“What of the widow?”
“She doesn't love Alexander and is afraid of him, hiding in the back section of the tent, like a mouse.”
It was Thais’ turn to laugh.
“How well do you understand him, close friend? Or are there others, even closer? Ptolemy? Hephaestion?”
“Most likely. Hephaestion - exactly because he is Alexander’s complete opposite. Ptolemy always stands for himself, although Alexander highly values his cleverness and ability to make decisions quickly. I know the sea, but he is distant from it. We, his closest friends, have become more distant from him lately. Alexander’s decisions are difficult to foresee, and his actions are frequently inexplicable.”
“Sometimes Alexander acts like a wise ruler, merciful toward those he conquered, respectful of the others’ traditions and temples, filled with good intentions toward the citizens of the taken cities. And sometimes he is akin to a wild, untamed barbarian. He destroys cities to their very foundations and sets off bloody massacres. Macedonians have demonstrated at Thebes, what they were capable of.”
“There are ruins further down. See: that looks like a column!”
“I want to see that,” – Thais said, “Water is not cold, despite winter time. …Unlike in Hellas…”
“The locals wouldn’t be caught dead swimming this time of year!” – Nearchus said with a chuckle, and grew suddenly glum.
Thais realized that he remembered Egesikhora. She gently patted his arm.
“I’ll go for a dive,” – and she ran toward the sea.
Hesiona dashed after her, but were both passed by Nearchus.
“In that case, I am going first. A-e-o…” – he yelled, clearing his lungs, the way sea sponge divers did.

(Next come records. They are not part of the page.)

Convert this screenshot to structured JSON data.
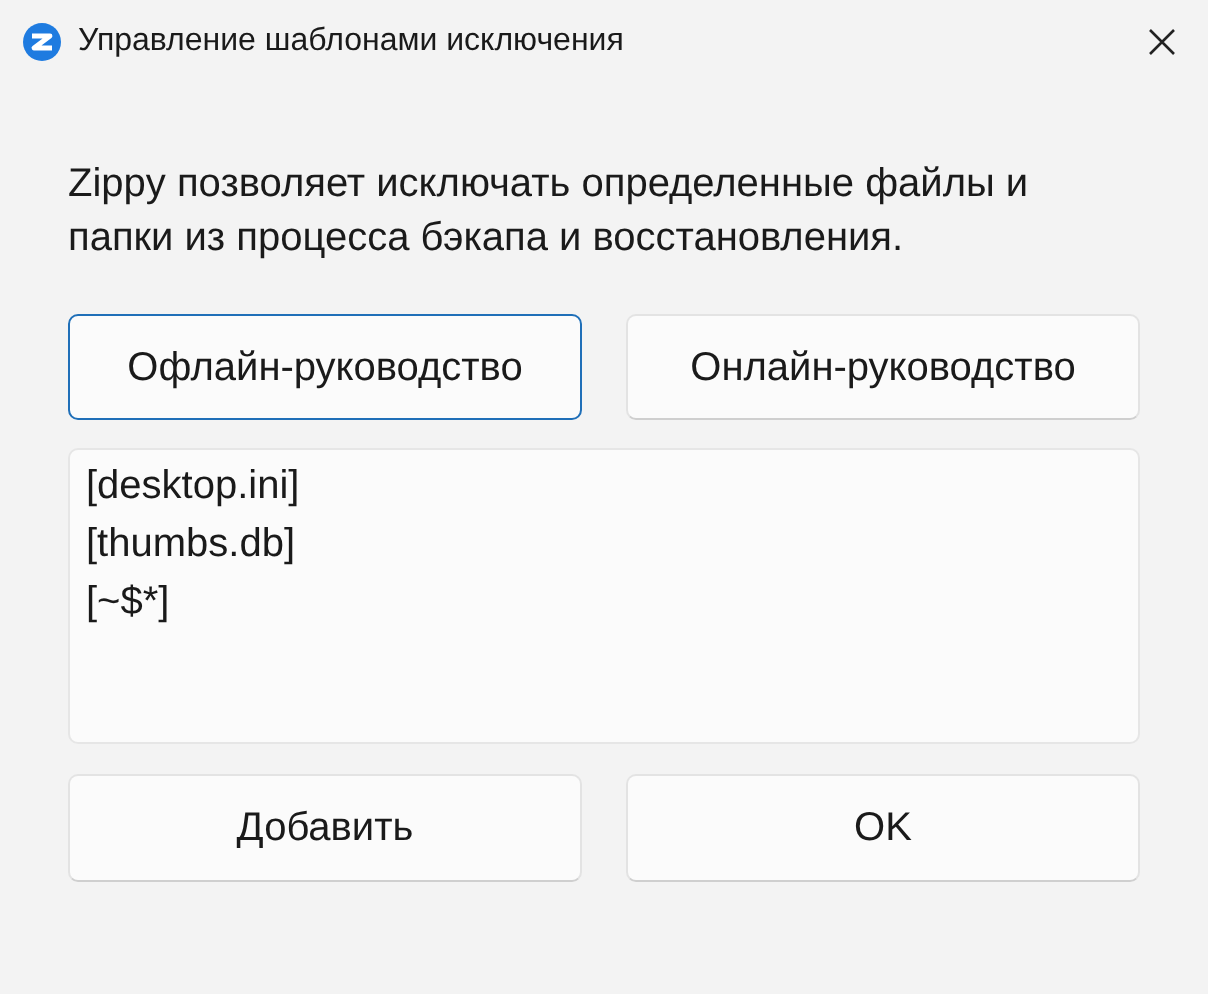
{
  "window": {
    "title": "Управление шаблонами исключения"
  },
  "description": "Zippy позволяет исключать определенные файлы и папки из процесса бэкапа и восстановления.",
  "guide_buttons": [
    {
      "label": "Офлайн-руководство",
      "focused": true
    },
    {
      "label": "Онлайн-руководство",
      "focused": false
    }
  ],
  "patterns": [
    "[desktop.ini]",
    "[thumbs.db]",
    "[~$*]"
  ],
  "buttons": [
    "Добавить",
    "OK"
  ]
}
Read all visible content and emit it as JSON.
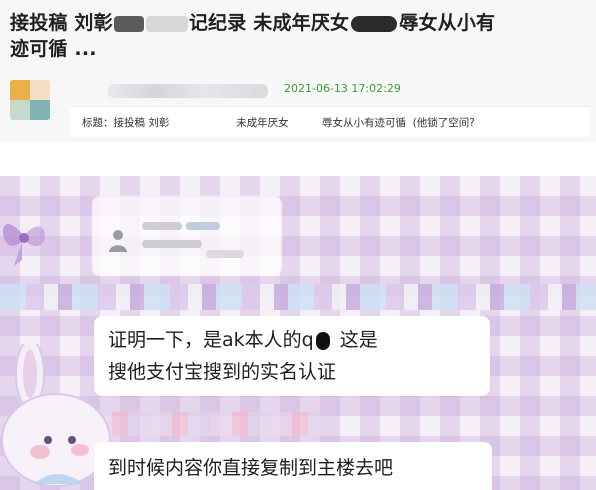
{
  "post": {
    "title_part1": "接投稿 刘彰",
    "title_part2": "记纪录 未成年厌女",
    "title_part3": "辱女从小有",
    "title_line2": "迹可循 ...",
    "timestamp": "2021-06-13 17:02:29",
    "subject_part1": "标题：接投稿 刘彰",
    "subject_part2": "未成年厌女",
    "subject_part3": "辱女从小有迹可循  (他锁了空间?"
  },
  "chat": {
    "message1_line1_a": "证明一下，是ak本人的q",
    "message1_line1_b": "这是",
    "message1_line2": "搜他支付宝搜到的实名认证",
    "message2": "到时候内容你直接复制到主楼去吧"
  },
  "colors": {
    "timestamp_green": "#3a9a3a",
    "gingham_purple": "#c9a8db",
    "bubble_bg": "#ffffff",
    "page_bg": "#f7f7f8"
  }
}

Shedding his clothes, the Cretan dove, followed by Thais and, much to her surprise, Hesiona, who ended up closely by. Thais knew that the Theban was a decent swimmer but never considered her capable of more. Concerned, she signed to Hesiona to go back to the surface, but the girl shook her head stubbornly and went even deeper, into the dusky shadow, where Nearchus was already beckoning them. A large image of an octopus with fanciful curves of his tentacles was clearly visible in a ray of light on a flat surface of a very large stone slab. A fallen column had a wide top and narrowed toward the bottom after a Cretan fashion. They didn’t have enough breath to examine it. Thais went up. Hesiona suddenly fell behind. Movements of her arms slowed down. Nearchus dashed to her aid, shoving the Theban up and catching her at the surface just in time. As she recovered, Hesiona lowered her eyes guiltily and no longer tried competing with swimmers like Nearchus and Thais. Those two kept diving until they became cold. Climbing out to a dry slab warmed by the sun, Thais was surprised for the second time. Hesiona didn’t rush to get dressed but was taking her time to dry her hair, not heeding Nearchus who jumped and walked on his arms to get warm, glancing at his companions discreetly, as was appropriate for a polite hymnophile.
Thais’ deep tan that used to scandalize Athenian fashionistas, grew paler in Egypt, her coppery skin became lighter. Hesiona, barely gilded by the sun, looked charming even next to the famous hetaera. Her legs, which were as strong as Thais’, could have looked too muscular, had they not been so beautifully outlined. Her hair became fluffed by the wind and surrounded her head in a thick mane, seemingly too heavy for the delicate maidenly neck. Hesiona really did tip her head to the side. Deep shadows hid her large eyes and gave the girl’s face an expression of tired sadness. She rested one hand on a prominent curve of her hip and used the other to brush the sand off her body with slow smooth movements. A brief sigh of a shore wind tossed Hesiona’s hair over her forehead and she started with chill and lifted her head. Suddenly embarrassed, she covered herself with her hair and ran away under the questionable protection of the tall clumps of dry grass.